Your instructions: From the entries below, copy each line in which the word "thick" occurs.

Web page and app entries
----------

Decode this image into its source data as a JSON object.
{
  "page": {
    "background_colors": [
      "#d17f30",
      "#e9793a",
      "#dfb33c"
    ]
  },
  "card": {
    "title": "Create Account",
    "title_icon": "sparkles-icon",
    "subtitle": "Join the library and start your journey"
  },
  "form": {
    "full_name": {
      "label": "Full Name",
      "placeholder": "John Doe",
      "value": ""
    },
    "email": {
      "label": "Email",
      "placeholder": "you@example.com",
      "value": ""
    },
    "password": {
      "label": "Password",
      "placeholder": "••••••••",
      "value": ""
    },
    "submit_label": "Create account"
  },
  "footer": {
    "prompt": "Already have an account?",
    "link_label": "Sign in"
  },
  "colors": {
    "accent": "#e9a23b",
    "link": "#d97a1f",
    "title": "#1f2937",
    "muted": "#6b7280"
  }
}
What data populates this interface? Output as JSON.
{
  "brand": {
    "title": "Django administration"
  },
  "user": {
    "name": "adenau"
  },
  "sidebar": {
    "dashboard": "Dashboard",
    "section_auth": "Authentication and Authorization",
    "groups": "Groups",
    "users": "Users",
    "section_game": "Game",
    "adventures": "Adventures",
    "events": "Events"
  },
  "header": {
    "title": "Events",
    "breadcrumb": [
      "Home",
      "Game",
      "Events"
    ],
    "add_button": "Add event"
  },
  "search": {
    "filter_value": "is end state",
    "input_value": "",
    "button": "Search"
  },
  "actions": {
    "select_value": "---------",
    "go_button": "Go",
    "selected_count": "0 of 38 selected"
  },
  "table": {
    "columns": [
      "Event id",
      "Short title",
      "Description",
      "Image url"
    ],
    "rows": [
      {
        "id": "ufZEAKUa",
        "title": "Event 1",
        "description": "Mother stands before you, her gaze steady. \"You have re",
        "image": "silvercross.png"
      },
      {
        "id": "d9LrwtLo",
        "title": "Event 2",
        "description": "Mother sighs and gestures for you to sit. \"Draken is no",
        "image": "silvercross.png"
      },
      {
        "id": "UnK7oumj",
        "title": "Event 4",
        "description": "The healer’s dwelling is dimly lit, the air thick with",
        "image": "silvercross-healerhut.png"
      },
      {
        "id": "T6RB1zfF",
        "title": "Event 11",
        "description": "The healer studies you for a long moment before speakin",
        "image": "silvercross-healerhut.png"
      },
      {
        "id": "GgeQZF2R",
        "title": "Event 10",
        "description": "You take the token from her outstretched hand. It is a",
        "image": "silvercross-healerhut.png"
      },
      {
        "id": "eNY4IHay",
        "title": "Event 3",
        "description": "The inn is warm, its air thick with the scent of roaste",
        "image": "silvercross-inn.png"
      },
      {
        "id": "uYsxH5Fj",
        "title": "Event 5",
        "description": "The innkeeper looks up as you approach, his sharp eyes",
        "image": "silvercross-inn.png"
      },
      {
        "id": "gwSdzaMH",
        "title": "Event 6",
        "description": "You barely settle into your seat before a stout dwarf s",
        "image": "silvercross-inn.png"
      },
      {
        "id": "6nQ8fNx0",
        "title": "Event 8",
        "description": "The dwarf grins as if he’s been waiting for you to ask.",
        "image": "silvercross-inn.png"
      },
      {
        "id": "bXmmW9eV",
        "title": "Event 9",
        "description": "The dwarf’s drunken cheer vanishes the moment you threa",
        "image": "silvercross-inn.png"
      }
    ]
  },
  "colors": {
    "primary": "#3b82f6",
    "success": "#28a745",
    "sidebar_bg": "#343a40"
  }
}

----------

Output of the exercise:
        "description": "The healer’s dwelling is dimly lit, the air thick with",
        "description": "The inn is warm, its air thick with the scent of roaste",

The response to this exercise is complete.